Introduction to Quantitative Methods EC408

This course refers to the Academic Year 2014/2015

The link to the official page of the course is available here.

The course, given by Dr Thomas Sampson for the Math section and Dr Greg Fischer for the Stat section, is an introduction to basic mathematical and statistical concepts for use in MPA courses in economics and quantitative approaches. The course covers the following topics: Mathematics – Linear functions, quadratic, logarithmic and exponential functions, the derivative of a function and rules of differentiation, unconstrained optimization with one variable, functions of several variables and their differentiation, unconstrained optimization with several variables, constrained optimization; Statistics – Discrete and continuous random variables, jointly distributed random variables, the Normal distribution, sampling and the Central Limit Theorem, properties of estimators, introduction to hypothesis testing.

In the course of these classes we aim to revise key mathematical and statistical concepts used in social sciences and provide you with an essential preparation for EC440, EC455 and many other MPA courses. You will attend ten lectures of two hours each.
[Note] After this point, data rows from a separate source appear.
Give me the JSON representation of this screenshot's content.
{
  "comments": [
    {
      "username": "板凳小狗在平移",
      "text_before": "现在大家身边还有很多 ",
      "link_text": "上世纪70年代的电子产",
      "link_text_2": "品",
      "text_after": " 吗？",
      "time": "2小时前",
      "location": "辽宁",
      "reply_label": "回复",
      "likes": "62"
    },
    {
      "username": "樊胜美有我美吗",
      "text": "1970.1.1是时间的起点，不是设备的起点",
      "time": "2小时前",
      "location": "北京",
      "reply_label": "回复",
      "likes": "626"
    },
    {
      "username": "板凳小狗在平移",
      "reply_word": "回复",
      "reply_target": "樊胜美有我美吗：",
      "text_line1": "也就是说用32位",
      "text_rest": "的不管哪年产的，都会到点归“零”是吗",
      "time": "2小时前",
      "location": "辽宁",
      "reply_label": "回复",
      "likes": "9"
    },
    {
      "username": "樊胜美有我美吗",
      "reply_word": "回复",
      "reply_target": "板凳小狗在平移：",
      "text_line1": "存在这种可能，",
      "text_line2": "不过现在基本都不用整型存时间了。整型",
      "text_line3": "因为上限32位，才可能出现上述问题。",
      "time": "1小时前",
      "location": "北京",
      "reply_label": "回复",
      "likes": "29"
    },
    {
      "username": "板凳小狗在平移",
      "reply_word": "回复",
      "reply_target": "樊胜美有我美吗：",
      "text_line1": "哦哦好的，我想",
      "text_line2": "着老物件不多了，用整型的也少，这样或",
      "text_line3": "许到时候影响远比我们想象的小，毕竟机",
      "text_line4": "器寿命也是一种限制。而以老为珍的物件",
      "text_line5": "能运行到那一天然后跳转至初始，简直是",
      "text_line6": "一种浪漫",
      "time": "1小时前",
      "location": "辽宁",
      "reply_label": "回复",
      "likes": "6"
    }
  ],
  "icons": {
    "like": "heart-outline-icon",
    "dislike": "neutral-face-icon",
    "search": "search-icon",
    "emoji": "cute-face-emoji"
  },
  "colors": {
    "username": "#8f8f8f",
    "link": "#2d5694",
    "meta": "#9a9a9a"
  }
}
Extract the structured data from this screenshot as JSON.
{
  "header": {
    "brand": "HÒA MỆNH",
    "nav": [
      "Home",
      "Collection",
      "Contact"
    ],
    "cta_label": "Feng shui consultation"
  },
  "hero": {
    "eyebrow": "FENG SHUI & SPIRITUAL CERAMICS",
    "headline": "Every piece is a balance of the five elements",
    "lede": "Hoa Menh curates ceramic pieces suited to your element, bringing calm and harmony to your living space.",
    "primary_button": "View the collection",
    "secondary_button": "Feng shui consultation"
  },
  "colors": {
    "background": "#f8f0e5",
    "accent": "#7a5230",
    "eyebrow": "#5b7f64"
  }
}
Five maths lectures, five statistics and sixone hour classes. A one hour exam will be taken at the end of the course – bear in mind that the exam does not count towards your final grade, but will be used in advising you on suitable option choices.

Concerning the Math part: you are encouraged to use the lecture slides as main course reference (including Can Celiktemur’s detailed course notes from 2012 also available on Moodle). For further background reading use the introductory mathematics textbook of your choice or try:

- Jacques, Mathematics for Economics and Business (5th edition);
- Wisniewski, Introductory Mathematical Methods in Economics (2nd edition);
- Simon and Blume, Mathematics for Economists.

Class 1: the first creative element was to get you to introduce yourselves and group up.

Class 2: the second creative element links up this course, where we learn to use Mathematics, a universal language, to another universal language… these pictures come from Steve McCurry’s website.

Class 3: the third creative element aims to show you that we really need Math, not only in Economics but also in… guiding a ship in open seas!

Class 4: it might be useful a quick reference to marginal, joint and conditional probabilities, find here an explanation and a fully worked out example.

Class 5: a very important website for all of those interested in development and, hence, development data.

Class 6: my greetings with a nice picture – “the serenity of the scholar” by Giorgio De Chirico, one of my favourite painters.